As a pastor in this era of the church, you will have to be the one to re-instate the offices of the five-fold ministry in your church, it is up to you, nobody else will do it.[ read more...]
Some leadership styles are role-specific, but several traits of leadership styles seem to work in all congregations.
Twelve Traits For Maximum Effect:
1. Spiritual consciousness. In the Middle Ages, being knighted gave someone a special relationship with the king. Likewise, the words and behavior of Christian leaders point people toward God.
2. Enthusiasm. Meaningful ideas delivered in a dull, listless manner can seem irrelevant. The same ideas communicated with enthusiasm can light the fire of commitment that leads to positive change.
3. Joyful attitude. Joyfulness and a sense of humor help people relax and enjoy their work. They also send the signal that having fun while working together is as important as the work itself.
4. Spiritual optimism. People who dispense the quality of hope in their conversation are appreciated like rain after a drought. They attract allegiance to themselves and their goals.
5. High energy level. Effective leaders can maintain a fast pace and juggle several demands simultaneously. As Lewis Carroll says in Alice in Wonderland, “It takes all the running you can do to keep in the same place. If you want to get somewhere else, you must run at least twice as fast.”
6. Self- discipline. Some people accomplish two to six times as much as coworkers during a 40-hour week. Such productivity comes from a high-energy level charged by motivation and self-discipline.

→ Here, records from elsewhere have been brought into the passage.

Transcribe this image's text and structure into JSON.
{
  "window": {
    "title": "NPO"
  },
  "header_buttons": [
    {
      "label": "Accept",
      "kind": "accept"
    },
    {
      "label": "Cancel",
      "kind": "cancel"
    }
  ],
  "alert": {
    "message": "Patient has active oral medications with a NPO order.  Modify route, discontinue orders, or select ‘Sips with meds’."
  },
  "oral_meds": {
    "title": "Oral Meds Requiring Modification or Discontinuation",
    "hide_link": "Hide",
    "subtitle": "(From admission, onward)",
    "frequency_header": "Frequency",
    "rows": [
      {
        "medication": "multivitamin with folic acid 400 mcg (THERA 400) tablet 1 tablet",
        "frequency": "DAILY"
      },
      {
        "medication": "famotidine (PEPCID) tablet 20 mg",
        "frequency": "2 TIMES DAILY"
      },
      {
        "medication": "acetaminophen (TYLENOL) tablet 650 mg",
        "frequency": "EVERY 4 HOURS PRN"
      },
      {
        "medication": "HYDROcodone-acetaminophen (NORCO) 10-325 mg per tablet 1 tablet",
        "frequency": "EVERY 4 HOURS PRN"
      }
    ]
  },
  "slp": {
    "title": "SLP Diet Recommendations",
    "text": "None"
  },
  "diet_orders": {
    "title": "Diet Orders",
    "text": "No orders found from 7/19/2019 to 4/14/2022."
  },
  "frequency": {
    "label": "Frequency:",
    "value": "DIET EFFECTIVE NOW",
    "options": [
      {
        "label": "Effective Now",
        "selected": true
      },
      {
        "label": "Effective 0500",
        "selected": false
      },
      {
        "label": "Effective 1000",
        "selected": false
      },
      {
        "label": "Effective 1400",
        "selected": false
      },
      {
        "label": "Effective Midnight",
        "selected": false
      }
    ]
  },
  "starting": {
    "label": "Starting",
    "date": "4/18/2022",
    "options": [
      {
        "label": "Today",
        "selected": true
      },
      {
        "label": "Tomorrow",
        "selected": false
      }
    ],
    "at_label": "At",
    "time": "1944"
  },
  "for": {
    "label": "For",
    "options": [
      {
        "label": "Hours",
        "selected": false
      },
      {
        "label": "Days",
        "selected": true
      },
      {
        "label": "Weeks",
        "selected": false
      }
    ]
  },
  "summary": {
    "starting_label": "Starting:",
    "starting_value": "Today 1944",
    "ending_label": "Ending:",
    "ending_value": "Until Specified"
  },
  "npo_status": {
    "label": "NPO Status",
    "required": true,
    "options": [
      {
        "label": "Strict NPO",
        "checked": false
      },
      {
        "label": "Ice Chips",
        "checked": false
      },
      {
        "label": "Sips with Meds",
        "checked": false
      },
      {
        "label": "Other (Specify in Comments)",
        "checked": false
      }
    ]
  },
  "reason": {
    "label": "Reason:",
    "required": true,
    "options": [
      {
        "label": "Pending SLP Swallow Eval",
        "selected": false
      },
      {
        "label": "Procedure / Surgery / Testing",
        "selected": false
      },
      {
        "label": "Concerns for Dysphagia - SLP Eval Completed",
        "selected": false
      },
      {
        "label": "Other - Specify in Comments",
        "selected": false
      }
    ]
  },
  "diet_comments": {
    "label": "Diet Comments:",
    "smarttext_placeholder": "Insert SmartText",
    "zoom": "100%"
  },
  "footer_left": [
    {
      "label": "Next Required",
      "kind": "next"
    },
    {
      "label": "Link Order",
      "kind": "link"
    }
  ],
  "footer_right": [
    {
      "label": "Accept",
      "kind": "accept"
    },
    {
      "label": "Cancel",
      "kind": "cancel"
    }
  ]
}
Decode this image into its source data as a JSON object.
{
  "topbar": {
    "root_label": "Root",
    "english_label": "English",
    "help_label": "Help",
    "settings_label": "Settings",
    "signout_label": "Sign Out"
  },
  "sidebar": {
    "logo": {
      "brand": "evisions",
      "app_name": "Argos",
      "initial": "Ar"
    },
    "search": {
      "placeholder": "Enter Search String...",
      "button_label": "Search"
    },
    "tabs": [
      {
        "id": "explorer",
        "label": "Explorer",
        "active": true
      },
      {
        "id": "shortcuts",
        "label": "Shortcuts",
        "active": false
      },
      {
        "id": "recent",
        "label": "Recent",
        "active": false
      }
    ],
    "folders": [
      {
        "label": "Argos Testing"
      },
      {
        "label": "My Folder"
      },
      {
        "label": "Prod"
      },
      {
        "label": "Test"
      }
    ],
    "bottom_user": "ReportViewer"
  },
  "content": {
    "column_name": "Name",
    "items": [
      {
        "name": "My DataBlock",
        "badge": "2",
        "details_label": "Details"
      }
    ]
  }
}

7. Positive appearance. Neat apparel and shiny shoes do not bring people into the kingdom of God. But, if the package is shabby, people may not bother to examine its contents.[ read more...]